A knee orthosis (KO) or knee brace is a brace that extends above and below the knee joint and is generally worn to support or align the knee. In the case of diseases causing neurological or muscular impairment of muscles surrounding the knee, a KO can prevent flexion or extension instability of the knee.
In the case of conditions affecting the ligaments or cartilage of the knee, a KO can provide stabilization to the knee by replacing the function of these injured or damaged parts.
For instance, knee braces can be used to relieve pressure from the part of the knee joint affected by diseases such as arthritis or osteoarthritis by realigning the knee joint into valgus or varus. In this way a KO may help reduce osteoarthritis pain.
However, a knee brace is not meant to treat an injury or disease on its own, but is used as a component of treatment along with drugs, physical therapy and possibly surgery.

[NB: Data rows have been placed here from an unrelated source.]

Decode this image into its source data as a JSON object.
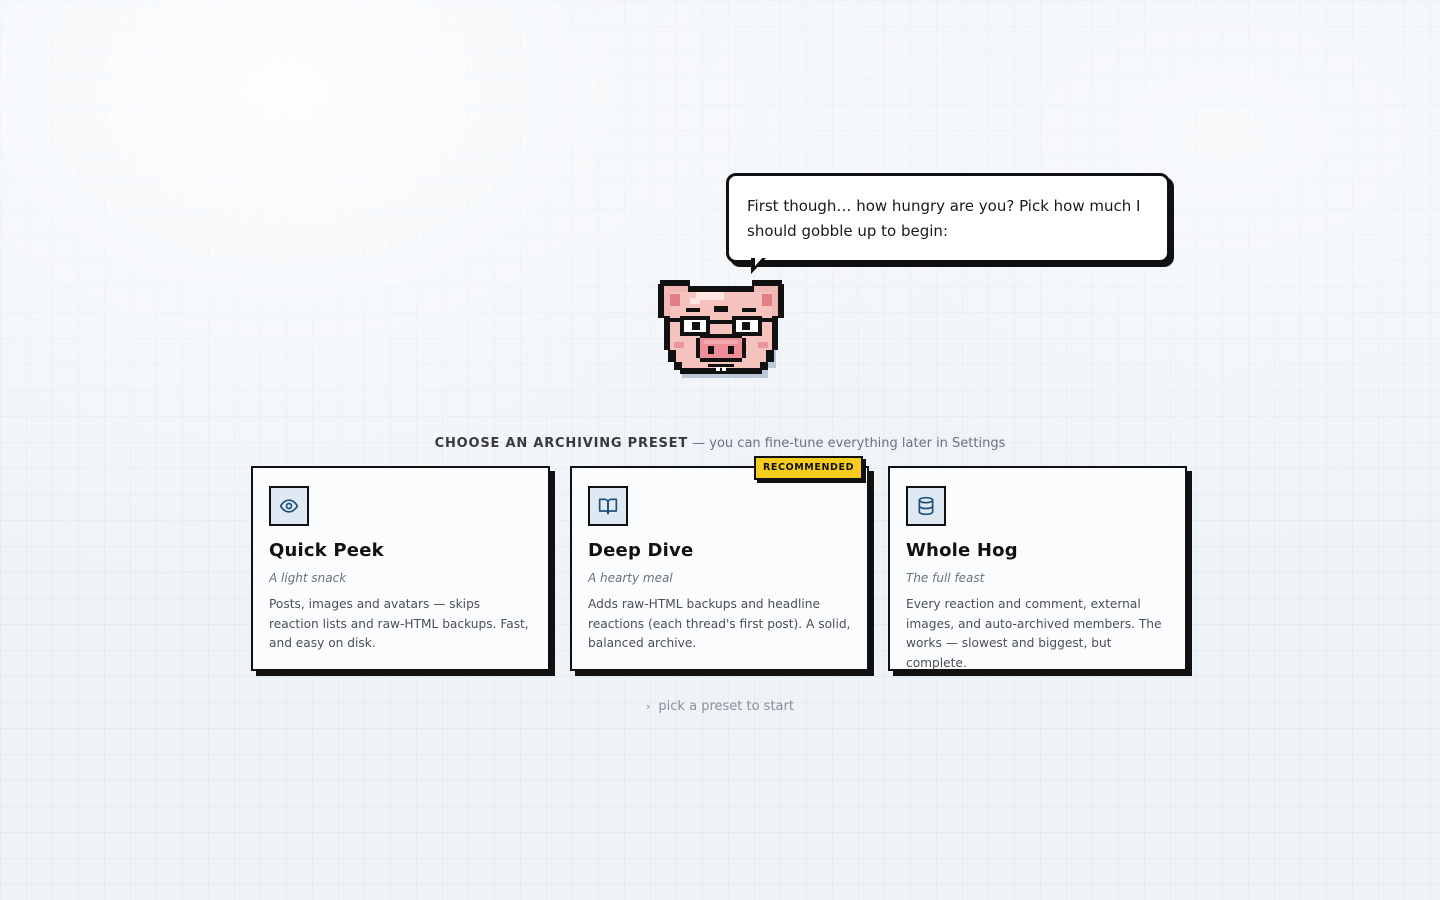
{
  "mascot": {
    "speech": "First though… how hungry are you? Pick how much I should gobble up to begin:",
    "icon": "pig-mascot-icon"
  },
  "presets": {
    "heading": "CHOOSE AN ARCHIVING PRESET",
    "subheading": "— you can fine-tune everything later in Settings",
    "badge": "RECOMMENDED",
    "items": [
      {
        "title": "Quick Peek",
        "subtitle": "A light snack",
        "description": "Posts, images and avatars — skips reaction lists and raw-HTML backups. Fast, and easy on disk.",
        "icon": "eye-icon"
      },
      {
        "title": "Deep Dive",
        "subtitle": "A hearty meal",
        "description": "Adds raw-HTML backups and headline reactions (each thread's first post). A solid, balanced archive.",
        "icon": "book-open-icon"
      },
      {
        "title": "Whole Hog",
        "subtitle": "The full feast",
        "description": "Every reaction and comment, external images, and auto-archived members. The works — slowest and biggest, but complete.",
        "icon": "database-icon"
      }
    ]
  },
  "hint": {
    "text": "pick a preset to start",
    "icon": "chevron-right-icon"
  },
  "colors": {
    "background": "#eef3f8",
    "badge": "#f6cd1c",
    "icon_box": "#dfe9f3",
    "icon_stroke": "#1f4e79",
    "border": "#111111"
  }
}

When used properly, a knee brace may help an individual to stay active by enhancing the position and movement of the knee or reducing pain.
Scoliosis or Spinal Orthoses, a condition describing an abnormal curvature of the spine, may in certain cases be treated with spinal orthoses, such as the Milwaukee brace, the Boston brace, and Charleston bending brace.
As this condition develops most commonly in adolescent females who are undergoing their pubertal growth spurt, compliance with wearing is these orthoses is hampered by the concern these individuals have about changes in appearance and restriction caused by wearing these orthoses.
There are a number of spinal orthotic designs common to assist individuals with pathologies of the neck and back.
A thoracolumbar spinal orthosis (TLSO) is a plastic body jacket to immobilize the thoracolumbar spine, although that term describes any type of orthosis that encumbers the trunk, ranging from soft corsets to metal braces to strap and pad designs that affect pathologies ranging from back pain to scoliosis to fracture.